Paul Samari, an indigene of Sabudu, confirmed to NAIJ.com that such practises still exist in their midst.
“It is true because our people don’t like twins. When the women give birth to twins they will say the children are witches, they will say they do this [murder] and this normally. The twins will not be alive; they will kill them.
“I know someone, there is one woman in this our village that gave birth to four different set of Twins, but none of them is alive. The woman went to the farm. If not I would have showed you the woman, they don’t just like it and as they did not want them. They will do something that will kill them and use stick to represent the other and after that, all of them will die. We the youths, we now know that this is not ordinary because our people do not like it.”
Esther Ayuba, who is an elder sister to Mabel and Bethel who were rescued, said she missed her sisters, but happy they have been rescued and living okay.
“My name is Esther Ayuba. I am in primary 4 and my two sisters were given away so that they will be alive because if they stay in the village, they will kill them, and in our village twins are not allowed. Instead we decided is better to take them far so they will be alive. I miss them but I have not forgotten them.”
The Nigerian Constitution on the criminal code
The criminal code section 316 defined and analysed the circumstances. The offence of murder is considered to be the most grievous kind of homicide, and it is defined as death caused unlawfully in any of the following circumstances, outlined by Section 316 of the Criminal Code:
(a) Where the offender intends to cause the death of the person killed, or that of some other person;
(b) Where the offender intends to do the person killed or to some other person some grievous harm;
(c) Where death is caused by means of an act done in the prosecution of an unlawful purpose, which act is of such nature as to be likely to endanger human life;

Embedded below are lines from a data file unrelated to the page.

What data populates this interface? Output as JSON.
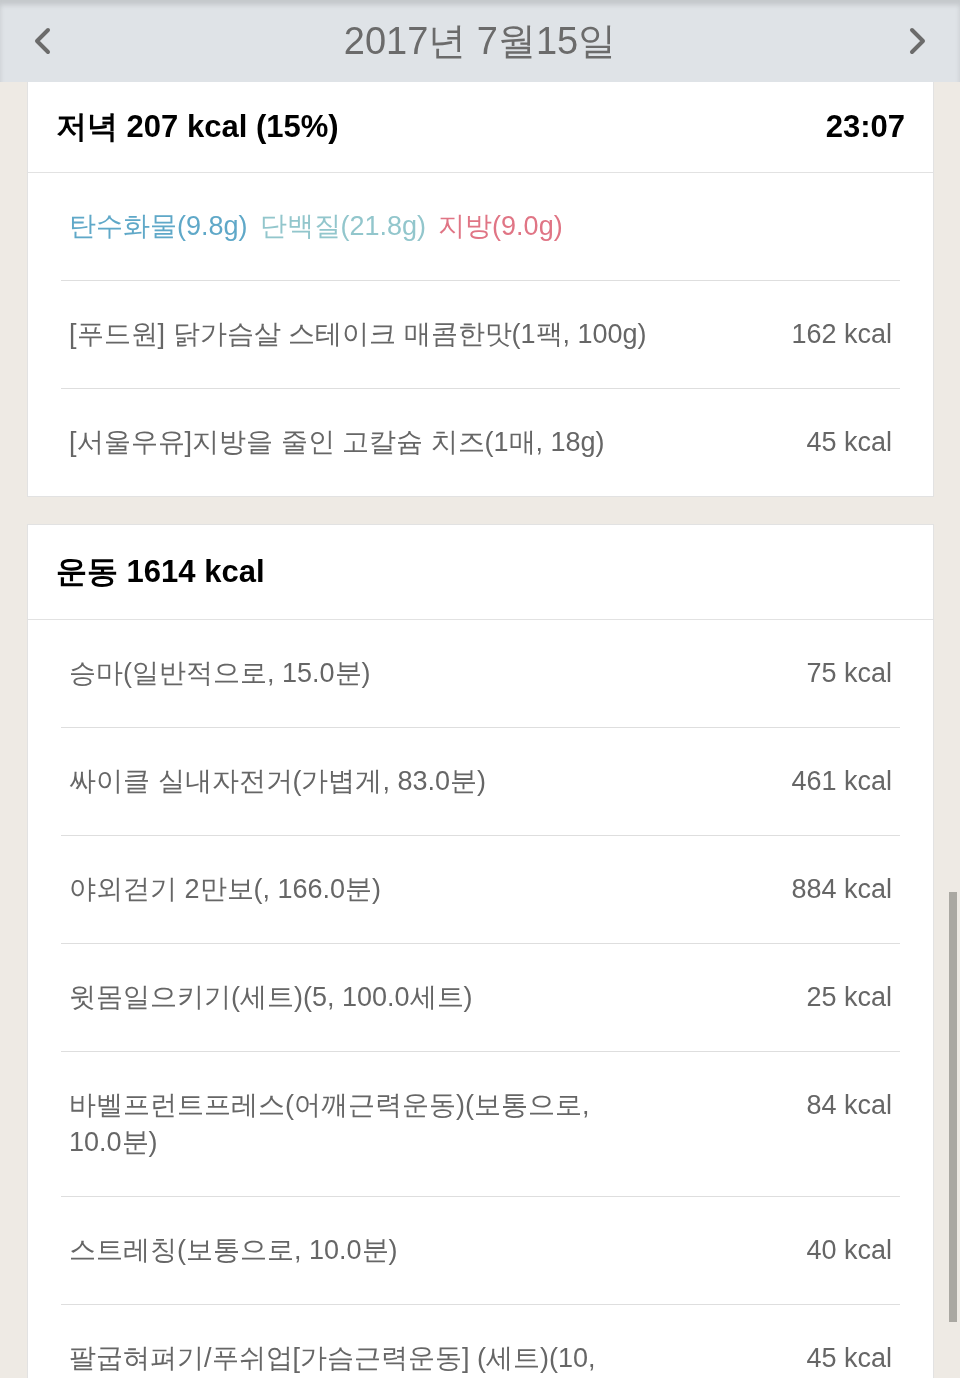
{
  "header": {
    "title": "2017년 7월15일"
  },
  "meal": {
    "title": "저녁 207 kcal (15%)",
    "time": "23:07",
    "macros": [
      {
        "label": "탄수화물(9.8g)",
        "color": "#5fa8c8"
      },
      {
        "label": "단백질(21.8g)",
        "color": "#92c6cc"
      },
      {
        "label": "지방(9.0g)",
        "color": "#e07585"
      }
    ],
    "items": [
      {
        "name": "[푸드원] 닭가슴살 스테이크 매콤한맛(1팩, 100g)",
        "kcal": "162 kcal"
      },
      {
        "name": "[서울우유]지방을 줄인 고칼슘 치즈(1매, 18g)",
        "kcal": "45 kcal"
      }
    ]
  },
  "exercise": {
    "title": "운동 1614 kcal",
    "items": [
      {
        "name": "승마(일반적으로, 15.0분)",
        "kcal": "75 kcal"
      },
      {
        "name": "싸이클 실내자전거(가볍게, 83.0분)",
        "kcal": "461 kcal"
      },
      {
        "name": "야외걷기 2만보(, 166.0분)",
        "kcal": "884 kcal"
      },
      {
        "name": "윗몸일으키기(세트)(5, 100.0세트)",
        "kcal": "25 kcal"
      },
      {
        "name": "바벨프런트프레스(어깨근력운동)(보통으로, 10.0분)",
        "kcal": "84 kcal"
      },
      {
        "name": "스트레칭(보통으로, 10.0분)",
        "kcal": "40 kcal"
      },
      {
        "name": "팔굽혀펴기/푸쉬업[가슴근력운동] (세트)(10,",
        "kcal": "45 kcal"
      }
    ]
  }
}
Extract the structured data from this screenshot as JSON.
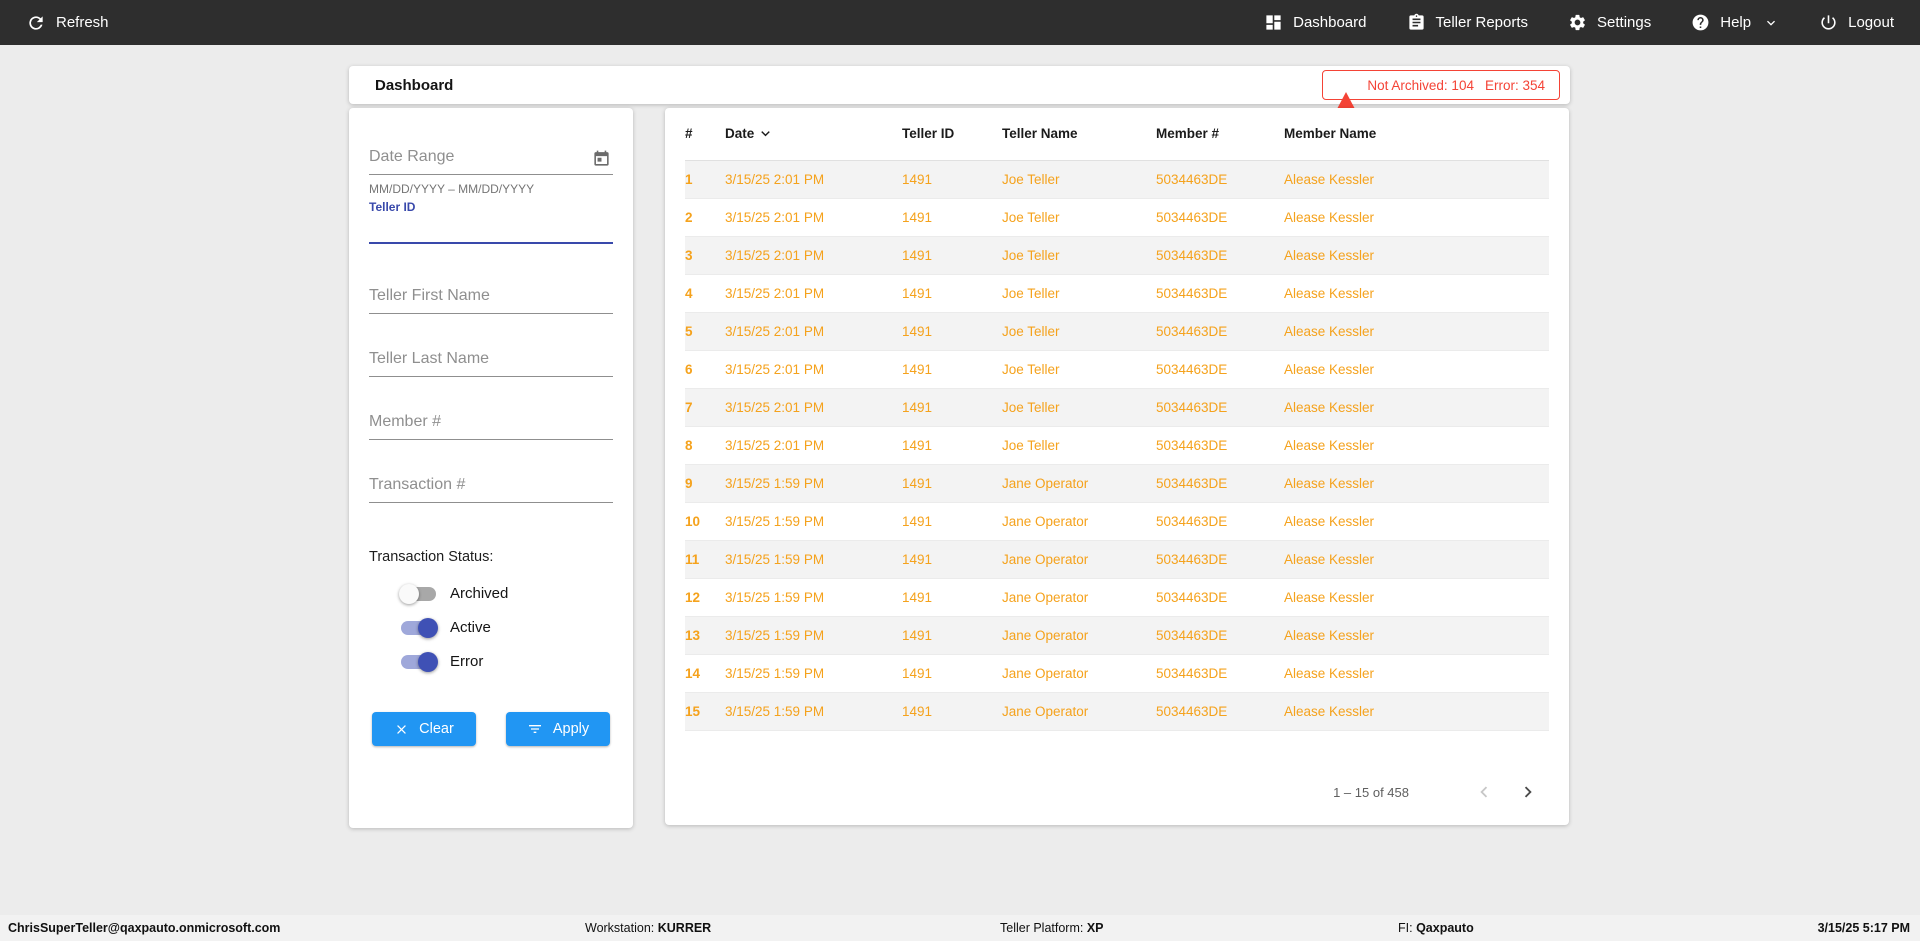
{
  "colors": {
    "accent_orange": "#F5A21C",
    "button_blue": "#2196F3",
    "toggle_indigo": "#3F51B5",
    "toggle_track_on": "#9FA8DA",
    "alert_red": "#F44336",
    "focus_indigo": "#3949AB"
  },
  "topbar": {
    "refresh_label": "Refresh",
    "nav": [
      {
        "label": "Dashboard"
      },
      {
        "label": "Teller Reports"
      },
      {
        "label": "Settings"
      },
      {
        "label": "Help"
      },
      {
        "label": "Logout"
      }
    ]
  },
  "header": {
    "title": "Dashboard",
    "alert": {
      "not_archived": "Not Archived: 104",
      "error": "Error: 354"
    }
  },
  "filters": {
    "date_range": {
      "placeholder": "Date Range",
      "hint": "MM/DD/YYYY – MM/DD/YYYY"
    },
    "teller_id_label": "Teller ID",
    "fields": [
      {
        "placeholder": "Teller First Name"
      },
      {
        "placeholder": "Teller Last Name"
      },
      {
        "placeholder": "Member #"
      },
      {
        "placeholder": "Transaction #"
      }
    ],
    "status": {
      "label": "Transaction Status:",
      "toggles": [
        {
          "label": "Archived",
          "on": false
        },
        {
          "label": "Active",
          "on": true
        },
        {
          "label": "Error",
          "on": true
        }
      ]
    },
    "clear_label": "Clear",
    "apply_label": "Apply"
  },
  "table": {
    "columns": [
      "#",
      "Date",
      "Teller ID",
      "Teller Name",
      "Member #",
      "Member Name"
    ],
    "sort_column": "Date",
    "rows": [
      {
        "num": "1",
        "date": "3/15/25 2:01 PM",
        "teller_id": "1491",
        "teller_name": "Joe Teller",
        "member_number": "5034463DE",
        "member_name": "Alease Kessler"
      },
      {
        "num": "2",
        "date": "3/15/25 2:01 PM",
        "teller_id": "1491",
        "teller_name": "Joe Teller",
        "member_number": "5034463DE",
        "member_name": "Alease Kessler"
      },
      {
        "num": "3",
        "date": "3/15/25 2:01 PM",
        "teller_id": "1491",
        "teller_name": "Joe Teller",
        "member_number": "5034463DE",
        "member_name": "Alease Kessler"
      },
      {
        "num": "4",
        "date": "3/15/25 2:01 PM",
        "teller_id": "1491",
        "teller_name": "Joe Teller",
        "member_number": "5034463DE",
        "member_name": "Alease Kessler"
      },
      {
        "num": "5",
        "date": "3/15/25 2:01 PM",
        "teller_id": "1491",
        "teller_name": "Joe Teller",
        "member_number": "5034463DE",
        "member_name": "Alease Kessler"
      },
      {
        "num": "6",
        "date": "3/15/25 2:01 PM",
        "teller_id": "1491",
        "teller_name": "Joe Teller",
        "member_number": "5034463DE",
        "member_name": "Alease Kessler"
      },
      {
        "num": "7",
        "date": "3/15/25 2:01 PM",
        "teller_id": "1491",
        "teller_name": "Joe Teller",
        "member_number": "5034463DE",
        "member_name": "Alease Kessler"
      },
      {
        "num": "8",
        "date": "3/15/25 2:01 PM",
        "teller_id": "1491",
        "teller_name": "Joe Teller",
        "member_number": "5034463DE",
        "member_name": "Alease Kessler"
      },
      {
        "num": "9",
        "date": "3/15/25 1:59 PM",
        "teller_id": "1491",
        "teller_name": "Jane Operator",
        "member_number": "5034463DE",
        "member_name": "Alease Kessler"
      },
      {
        "num": "10",
        "date": "3/15/25 1:59 PM",
        "teller_id": "1491",
        "teller_name": "Jane Operator",
        "member_number": "5034463DE",
        "member_name": "Alease Kessler"
      },
      {
        "num": "11",
        "date": "3/15/25 1:59 PM",
        "teller_id": "1491",
        "teller_name": "Jane Operator",
        "member_number": "5034463DE",
        "member_name": "Alease Kessler"
      },
      {
        "num": "12",
        "date": "3/15/25 1:59 PM",
        "teller_id": "1491",
        "teller_name": "Jane Operator",
        "member_number": "5034463DE",
        "member_name": "Alease Kessler"
      },
      {
        "num": "13",
        "date": "3/15/25 1:59 PM",
        "teller_id": "1491",
        "teller_name": "Jane Operator",
        "member_number": "5034463DE",
        "member_name": "Alease Kessler"
      },
      {
        "num": "14",
        "date": "3/15/25 1:59 PM",
        "teller_id": "1491",
        "teller_name": "Jane Operator",
        "member_number": "5034463DE",
        "member_name": "Alease Kessler"
      },
      {
        "num": "15",
        "date": "3/15/25 1:59 PM",
        "teller_id": "1491",
        "teller_name": "Jane Operator",
        "member_number": "5034463DE",
        "member_name": "Alease Kessler"
      }
    ],
    "pagination": {
      "range": "1 – 15 of 458"
    }
  },
  "footer": {
    "user": "ChrisSuperTeller@qaxpauto.onmicrosoft.com",
    "workstation_label": "Workstation:",
    "workstation_value": "KURRER",
    "platform_label": "Teller Platform:",
    "platform_value": "XP",
    "fi_label": "FI:",
    "fi_value": "Qaxpauto",
    "datetime": "3/15/25 5:17 PM"
  }
}
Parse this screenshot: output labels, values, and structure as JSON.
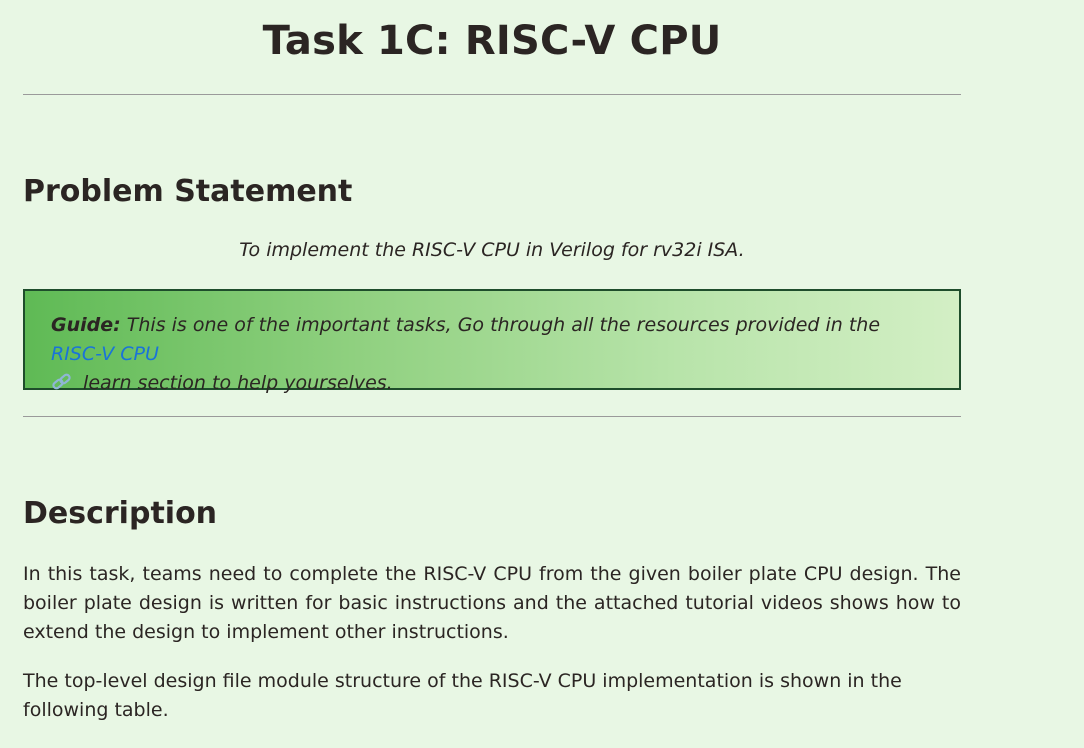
{
  "page": {
    "title": "Task 1C: RISC-V CPU"
  },
  "problem": {
    "heading": "Problem Statement",
    "statement": "To implement the RISC-V CPU in Verilog for rv32i ISA."
  },
  "guide": {
    "label": "Guide:",
    "text_before": " This is one of the important tasks, Go through all the resources provided in the ",
    "link_text": "RISC-V CPU",
    "text_after": " learn section to help yourselves.",
    "link_icon": "link-icon",
    "link_color": "#1a73d9"
  },
  "description": {
    "heading": "Description",
    "paragraph1": "In this task, teams need to complete the RISC-V CPU from the given boiler plate CPU design. The boiler plate design is written for basic instructions and the attached tutorial videos shows how to extend the design to implement other instructions.",
    "paragraph2": "The top-level design file module structure of the RISC-V CPU implementation is shown in the following table."
  },
  "colors": {
    "background": "#e8f7e4",
    "text": "#2b2523",
    "guide_border": "#1e4d2b"
  }
}
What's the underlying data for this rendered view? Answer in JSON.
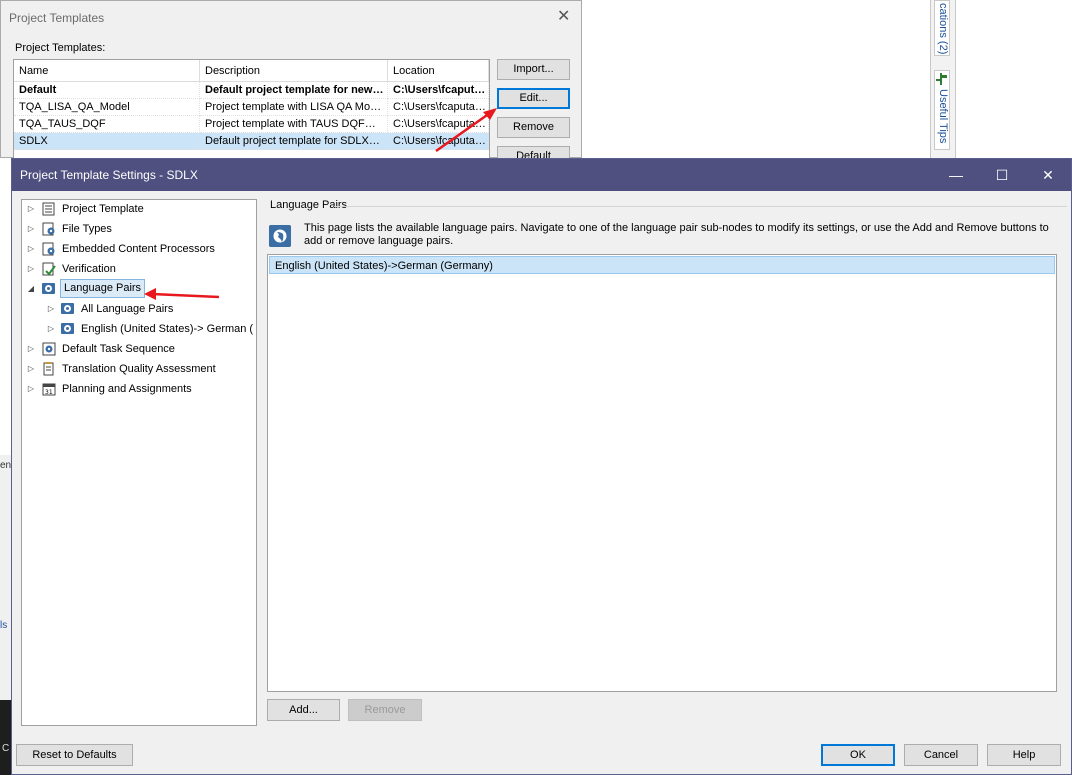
{
  "background": {
    "right_tabs": [
      "cations (2)",
      "Useful Tips"
    ],
    "left_fragments": [
      "en",
      "ls",
      "C"
    ]
  },
  "templates_dialog": {
    "title": "Project Templates",
    "label": "Project Templates:",
    "columns": [
      "Name",
      "Description",
      "Location"
    ],
    "rows": [
      {
        "name": "Default",
        "description": "Default project template for new…",
        "location": "C:\\Users\\fcaput…"
      },
      {
        "name": "TQA_LISA_QA_Model",
        "description": "Project template with LISA QA Mo…",
        "location": "C:\\Users\\fcaputa…"
      },
      {
        "name": "TQA_TAUS_DQF",
        "description": "Project template with TAUS DQF…",
        "location": "C:\\Users\\fcaputa…"
      },
      {
        "name": "SDLX",
        "description": "Default project template for SDLX…",
        "location": "C:\\Users\\fcaputa…"
      }
    ],
    "buttons": {
      "import": "Import...",
      "edit": "Edit...",
      "remove": "Remove",
      "default": "Default"
    }
  },
  "settings_dialog": {
    "title": "Project Template Settings - SDLX",
    "window_controls": {
      "minimize": "—",
      "maximize": "☐",
      "close": "✕"
    },
    "tree": {
      "project_template": "Project Template",
      "file_types": "File Types",
      "embedded": "Embedded Content Processors",
      "verification": "Verification",
      "language_pairs": "Language Pairs",
      "all_language_pairs": "All Language Pairs",
      "english_german": "English (United States)-> German (",
      "default_task_sequence": "Default Task Sequence",
      "tqa": "Translation Quality Assessment",
      "planning": "Planning and Assignments"
    },
    "content": {
      "header": "Language Pairs",
      "info": "This page lists the available language pairs. Navigate to one of the language pair sub-nodes to modify its settings, or use the Add and Remove buttons to add or remove language pairs.",
      "pairs": [
        "English (United States)->German (Germany)"
      ],
      "add": "Add...",
      "remove": "Remove"
    },
    "footer": {
      "reset": "Reset to Defaults",
      "ok": "OK",
      "cancel": "Cancel",
      "help": "Help"
    }
  },
  "colors": {
    "titlebar": "#4f507f",
    "selection": "#cce4f7",
    "annotation_arrow": "#e8191e"
  }
}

(d) Where the offender intends to do grievous harm to some person for the purpose of facilitating the commission of an offence which is such that the offender may be arrested without warrant, or for the purpose of facilitating the flight of the offender who has committed or attempted to commit such offence;
(e) Where death is caused by administering any stupefying or over-powering things for either of the purpose of facilitating the commission of an offence or for the purpose of facilitating the flight of an offender who committed or attempted to commit such offence;
(f) Where death is caused by wilfully stopping the breath of any person for the purpose of facilitating the commission of an offence or for the purpose of facilitating the flight of the offender who has committed or attempted to commit any such offence.
All effort made to reach out to the FCT Police proved abortive, calls were neither answered nor acknowledged, emails and text messages sent were not answered. Traditional rulers in the FCT, however, refused to make any comments regarding this investigation. Several visits to the FCT social development control were not helpful, as we were met by the absence of the acting director of the agency, Hamza Madaki Tayyub.
"I hope these children can grow up and go back to their communities to spread the word that no child is evil, children are gifts from God," Mrs. Stevens concluded.